>>>

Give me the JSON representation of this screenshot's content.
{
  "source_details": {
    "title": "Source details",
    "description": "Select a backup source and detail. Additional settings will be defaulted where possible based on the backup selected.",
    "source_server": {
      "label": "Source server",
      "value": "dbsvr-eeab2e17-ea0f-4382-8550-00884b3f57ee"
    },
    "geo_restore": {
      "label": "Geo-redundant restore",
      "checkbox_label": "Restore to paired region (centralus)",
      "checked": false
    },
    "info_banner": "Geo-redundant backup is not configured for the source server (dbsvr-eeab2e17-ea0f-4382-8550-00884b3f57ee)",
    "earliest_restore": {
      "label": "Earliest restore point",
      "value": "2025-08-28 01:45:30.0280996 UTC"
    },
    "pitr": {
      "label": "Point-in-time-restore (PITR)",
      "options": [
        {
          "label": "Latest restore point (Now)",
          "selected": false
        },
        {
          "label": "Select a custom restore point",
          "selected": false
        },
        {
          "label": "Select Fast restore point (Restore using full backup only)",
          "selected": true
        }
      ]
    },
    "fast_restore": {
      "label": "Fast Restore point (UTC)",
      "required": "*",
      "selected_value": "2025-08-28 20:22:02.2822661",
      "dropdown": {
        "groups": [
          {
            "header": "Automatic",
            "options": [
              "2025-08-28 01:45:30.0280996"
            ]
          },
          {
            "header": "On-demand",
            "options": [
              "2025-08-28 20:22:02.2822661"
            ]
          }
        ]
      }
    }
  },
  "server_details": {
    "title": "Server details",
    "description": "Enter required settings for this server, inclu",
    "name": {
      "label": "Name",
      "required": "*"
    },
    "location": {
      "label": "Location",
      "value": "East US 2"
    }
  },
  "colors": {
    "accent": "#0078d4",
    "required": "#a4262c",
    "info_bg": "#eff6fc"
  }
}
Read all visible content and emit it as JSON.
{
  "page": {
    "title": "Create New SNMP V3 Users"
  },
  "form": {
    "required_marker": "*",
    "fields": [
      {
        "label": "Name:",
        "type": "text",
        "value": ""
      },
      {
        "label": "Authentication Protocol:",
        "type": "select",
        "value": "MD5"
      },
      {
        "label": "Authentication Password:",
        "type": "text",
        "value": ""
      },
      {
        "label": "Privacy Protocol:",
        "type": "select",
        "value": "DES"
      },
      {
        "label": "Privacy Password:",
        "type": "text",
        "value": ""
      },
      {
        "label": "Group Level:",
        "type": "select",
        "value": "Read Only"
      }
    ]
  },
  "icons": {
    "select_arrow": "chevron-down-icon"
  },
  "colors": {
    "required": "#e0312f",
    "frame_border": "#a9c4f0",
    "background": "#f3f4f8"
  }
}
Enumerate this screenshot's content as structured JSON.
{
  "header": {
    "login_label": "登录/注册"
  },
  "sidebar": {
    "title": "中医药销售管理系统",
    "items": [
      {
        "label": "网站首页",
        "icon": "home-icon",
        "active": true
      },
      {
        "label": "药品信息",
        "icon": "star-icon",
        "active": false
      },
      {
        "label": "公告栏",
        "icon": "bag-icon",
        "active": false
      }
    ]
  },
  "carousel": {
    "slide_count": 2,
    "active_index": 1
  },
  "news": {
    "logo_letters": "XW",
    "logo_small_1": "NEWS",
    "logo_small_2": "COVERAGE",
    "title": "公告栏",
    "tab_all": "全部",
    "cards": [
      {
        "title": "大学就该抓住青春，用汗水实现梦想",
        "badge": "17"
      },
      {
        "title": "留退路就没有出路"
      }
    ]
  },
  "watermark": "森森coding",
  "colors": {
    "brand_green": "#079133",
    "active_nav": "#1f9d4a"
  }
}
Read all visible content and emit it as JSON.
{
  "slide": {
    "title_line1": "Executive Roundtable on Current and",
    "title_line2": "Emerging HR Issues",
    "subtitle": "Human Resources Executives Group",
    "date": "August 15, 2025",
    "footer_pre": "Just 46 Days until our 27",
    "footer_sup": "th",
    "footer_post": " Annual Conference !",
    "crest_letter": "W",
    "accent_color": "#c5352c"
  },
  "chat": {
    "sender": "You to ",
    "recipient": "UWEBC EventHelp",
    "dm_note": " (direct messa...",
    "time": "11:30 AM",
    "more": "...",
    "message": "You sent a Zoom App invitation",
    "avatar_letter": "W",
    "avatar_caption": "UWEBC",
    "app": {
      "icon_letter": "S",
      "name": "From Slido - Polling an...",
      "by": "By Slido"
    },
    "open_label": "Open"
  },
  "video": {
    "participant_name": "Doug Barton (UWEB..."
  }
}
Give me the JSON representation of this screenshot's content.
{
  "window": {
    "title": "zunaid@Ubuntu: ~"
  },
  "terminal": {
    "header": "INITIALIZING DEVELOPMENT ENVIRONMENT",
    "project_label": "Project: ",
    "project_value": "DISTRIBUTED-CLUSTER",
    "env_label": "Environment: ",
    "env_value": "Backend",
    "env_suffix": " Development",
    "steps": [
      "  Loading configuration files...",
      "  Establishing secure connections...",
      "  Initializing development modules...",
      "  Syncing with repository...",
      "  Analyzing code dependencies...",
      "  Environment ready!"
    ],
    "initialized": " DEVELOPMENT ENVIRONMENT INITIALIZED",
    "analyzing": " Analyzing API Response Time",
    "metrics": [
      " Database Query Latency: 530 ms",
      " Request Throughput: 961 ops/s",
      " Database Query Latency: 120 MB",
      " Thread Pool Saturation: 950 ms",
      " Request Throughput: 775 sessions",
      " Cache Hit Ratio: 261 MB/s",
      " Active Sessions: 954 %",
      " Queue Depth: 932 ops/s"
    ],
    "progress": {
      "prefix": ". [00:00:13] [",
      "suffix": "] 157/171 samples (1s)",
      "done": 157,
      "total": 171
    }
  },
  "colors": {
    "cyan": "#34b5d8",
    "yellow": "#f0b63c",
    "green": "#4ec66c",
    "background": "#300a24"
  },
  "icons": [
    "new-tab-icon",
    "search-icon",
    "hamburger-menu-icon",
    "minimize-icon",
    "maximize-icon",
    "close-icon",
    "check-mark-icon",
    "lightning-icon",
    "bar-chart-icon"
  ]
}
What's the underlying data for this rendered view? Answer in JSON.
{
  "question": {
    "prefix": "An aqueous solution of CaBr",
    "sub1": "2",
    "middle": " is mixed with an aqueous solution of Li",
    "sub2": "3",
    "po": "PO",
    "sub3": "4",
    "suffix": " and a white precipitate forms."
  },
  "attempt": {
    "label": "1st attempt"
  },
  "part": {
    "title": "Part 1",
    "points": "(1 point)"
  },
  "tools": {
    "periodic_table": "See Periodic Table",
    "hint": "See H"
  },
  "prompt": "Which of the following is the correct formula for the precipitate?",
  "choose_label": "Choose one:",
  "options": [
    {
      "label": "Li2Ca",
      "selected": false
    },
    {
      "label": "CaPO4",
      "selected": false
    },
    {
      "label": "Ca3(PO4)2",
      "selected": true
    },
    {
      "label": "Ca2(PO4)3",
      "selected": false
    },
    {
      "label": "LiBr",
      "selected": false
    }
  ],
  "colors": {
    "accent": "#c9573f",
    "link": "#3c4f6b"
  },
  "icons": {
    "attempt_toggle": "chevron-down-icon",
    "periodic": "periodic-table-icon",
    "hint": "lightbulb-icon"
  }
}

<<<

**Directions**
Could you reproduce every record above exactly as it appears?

**Result**
Give me the JSON representation of this screenshot's content.
{
  "source_details": {
    "title": "Source details",
    "description": "Select a backup source and detail. Additional settings will be defaulted where possible based on the backup selected.",
    "source_server": {
      "label": "Source server",
      "value": "dbsvr-eeab2e17-ea0f-4382-8550-00884b3f57ee"
    },
    "geo_restore": {
      "label": "Geo-redundant restore",
      "checkbox_label": "Restore to paired region (centralus)",
      "checked": false
    },
    "info_banner": "Geo-redundant backup is not configured for the source server (dbsvr-eeab2e17-ea0f-4382-8550-00884b3f57ee)",
    "earliest_restore": {
      "label": "Earliest restore point",
      "value": "2025-08-28 01:45:30.0280996 UTC"
    },
    "pitr": {
      "label": "Point-in-time-restore (PITR)",
      "options": [
        {
          "label": "Latest restore point (Now)",
          "selected": false
        },
        {
          "label": "Select a custom restore point",
          "selected": false
        },
        {
          "label": "Select Fast restore point (Restore using full backup only)",
          "selected": true
        }
      ]
    },
    "fast_restore": {
      "label": "Fast Restore point (UTC)",
      "required": "*",
      "selected_value": "2025-08-28 20:22:02.2822661",
      "dropdown": {
        "groups": [
          {
            "header": "Automatic",
            "options": [
              "2025-08-28 01:45:30.0280996"
            ]
          },
          {
            "header": "On-demand",
            "options": [
              "2025-08-28 20:22:02.2822661"
            ]
          }
        ]
      }
    }
  },
  "server_details": {
    "title": "Server details",
    "description": "Enter required settings for this server, inclu",
    "name": {
      "label": "Name",
      "required": "*"
    },
    "location": {
      "label": "Location",
      "value": "East US 2"
    }
  },
  "colors": {
    "accent": "#0078d4",
    "required": "#a4262c",
    "info_bg": "#eff6fc"
  }
}
Read all visible content and emit it as JSON.
{
  "page": {
    "title": "Create New SNMP V3 Users"
  },
  "form": {
    "required_marker": "*",
    "fields": [
      {
        "label": "Name:",
        "type": "text",
        "value": ""
      },
      {
        "label": "Authentication Protocol:",
        "type": "select",
        "value": "MD5"
      },
      {
        "label": "Authentication Password:",
        "type": "text",
        "value": ""
      },
      {
        "label": "Privacy Protocol:",
        "type": "select",
        "value": "DES"
      },
      {
        "label": "Privacy Password:",
        "type": "text",
        "value": ""
      },
      {
        "label": "Group Level:",
        "type": "select",
        "value": "Read Only"
      }
    ]
  },
  "icons": {
    "select_arrow": "chevron-down-icon"
  },
  "colors": {
    "required": "#e0312f",
    "frame_border": "#a9c4f0",
    "background": "#f3f4f8"
  }
}
Enumerate this screenshot's content as structured JSON.
{
  "header": {
    "login_label": "登录/注册"
  },
  "sidebar": {
    "title": "中医药销售管理系统",
    "items": [
      {
        "label": "网站首页",
        "icon": "home-icon",
        "active": true
      },
      {
        "label": "药品信息",
        "icon": "star-icon",
        "active": false
      },
      {
        "label": "公告栏",
        "icon": "bag-icon",
        "active": false
      }
    ]
  },
  "carousel": {
    "slide_count": 2,
    "active_index": 1
  },
  "news": {
    "logo_letters": "XW",
    "logo_small_1": "NEWS",
    "logo_small_2": "COVERAGE",
    "title": "公告栏",
    "tab_all": "全部",
    "cards": [
      {
        "title": "大学就该抓住青春，用汗水实现梦想",
        "badge": "17"
      },
      {
        "title": "留退路就没有出路"
      }
    ]
  },
  "watermark": "森森coding",
  "colors": {
    "brand_green": "#079133",
    "active_nav": "#1f9d4a"
  }
}
Read all visible content and emit it as JSON.
{
  "slide": {
    "title_line1": "Executive Roundtable on Current and",
    "title_line2": "Emerging HR Issues",
    "subtitle": "Human Resources Executives Group",
    "date": "August 15, 2025",
    "footer_pre": "Just 46 Days until our 27",
    "footer_sup": "th",
    "footer_post": " Annual Conference !",
    "crest_letter": "W",
    "accent_color": "#c5352c"
  },
  "chat": {
    "sender": "You to ",
    "recipient": "UWEBC EventHelp",
    "dm_note": " (direct messa...",
    "time": "11:30 AM",
    "more": "...",
    "message": "You sent a Zoom App invitation",
    "avatar_letter": "W",
    "avatar_caption": "UWEBC",
    "app": {
      "icon_letter": "S",
      "name": "From Slido - Polling an...",
      "by": "By Slido"
    },
    "open_label": "Open"
  },
  "video": {
    "participant_name": "Doug Barton (UWEB..."
  }
}
Give me the JSON representation of this screenshot's content.
{
  "window": {
    "title": "zunaid@Ubuntu: ~"
  },
  "terminal": {
    "header": "INITIALIZING DEVELOPMENT ENVIRONMENT",
    "project_label": "Project: ",
    "project_value": "DISTRIBUTED-CLUSTER",
    "env_label": "Environment: ",
    "env_value": "Backend",
    "env_suffix": " Development",
    "steps": [
      "  Loading configuration files...",
      "  Establishing secure connections...",
      "  Initializing development modules...",
      "  Syncing with repository...",
      "  Analyzing code dependencies...",
      "  Environment ready!"
    ],
    "initialized": " DEVELOPMENT ENVIRONMENT INITIALIZED",
    "analyzing": " Analyzing API Response Time",
    "metrics": [
      " Database Query Latency: 530 ms",
      " Request Throughput: 961 ops/s",
      " Database Query Latency: 120 MB",
      " Thread Pool Saturation: 950 ms",
      " Request Throughput: 775 sessions",
      " Cache Hit Ratio: 261 MB/s",
      " Active Sessions: 954 %",
      " Queue Depth: 932 ops/s"
    ],
    "progress": {
      "prefix": ". [00:00:13] [",
      "suffix": "] 157/171 samples (1s)",
      "done": 157,
      "total": 171
    }
  },
  "colors": {
    "cyan": "#34b5d8",
    "yellow": "#f0b63c",
    "green": "#4ec66c",
    "background": "#300a24"
  },
  "icons": [
    "new-tab-icon",
    "search-icon",
    "hamburger-menu-icon",
    "minimize-icon",
    "maximize-icon",
    "close-icon",
    "check-mark-icon",
    "lightning-icon",
    "bar-chart-icon"
  ]
}
What's the underlying data for this rendered view? Answer in JSON.
{
  "question": {
    "prefix": "An aqueous solution of CaBr",
    "sub1": "2",
    "middle": " is mixed with an aqueous solution of Li",
    "sub2": "3",
    "po": "PO",
    "sub3": "4",
    "suffix": " and a white precipitate forms."
  },
  "attempt": {
    "label": "1st attempt"
  },
  "part": {
    "title": "Part 1",
    "points": "(1 point)"
  },
  "tools": {
    "periodic_table": "See Periodic Table",
    "hint": "See H"
  },
  "prompt": "Which of the following is the correct formula for the precipitate?",
  "choose_label": "Choose one:",
  "options": [
    {
      "label": "Li2Ca",
      "selected": false
    },
    {
      "label": "CaPO4",
      "selected": false
    },
    {
      "label": "Ca3(PO4)2",
      "selected": true
    },
    {
      "label": "Ca2(PO4)3",
      "selected": false
    },
    {
      "label": "LiBr",
      "selected": false
    }
  ],
  "colors": {
    "accent": "#c9573f",
    "link": "#3c4f6b"
  },
  "icons": {
    "attempt_toggle": "chevron-down-icon",
    "periodic": "periodic-table-icon",
    "hint": "lightbulb-icon"
  }
}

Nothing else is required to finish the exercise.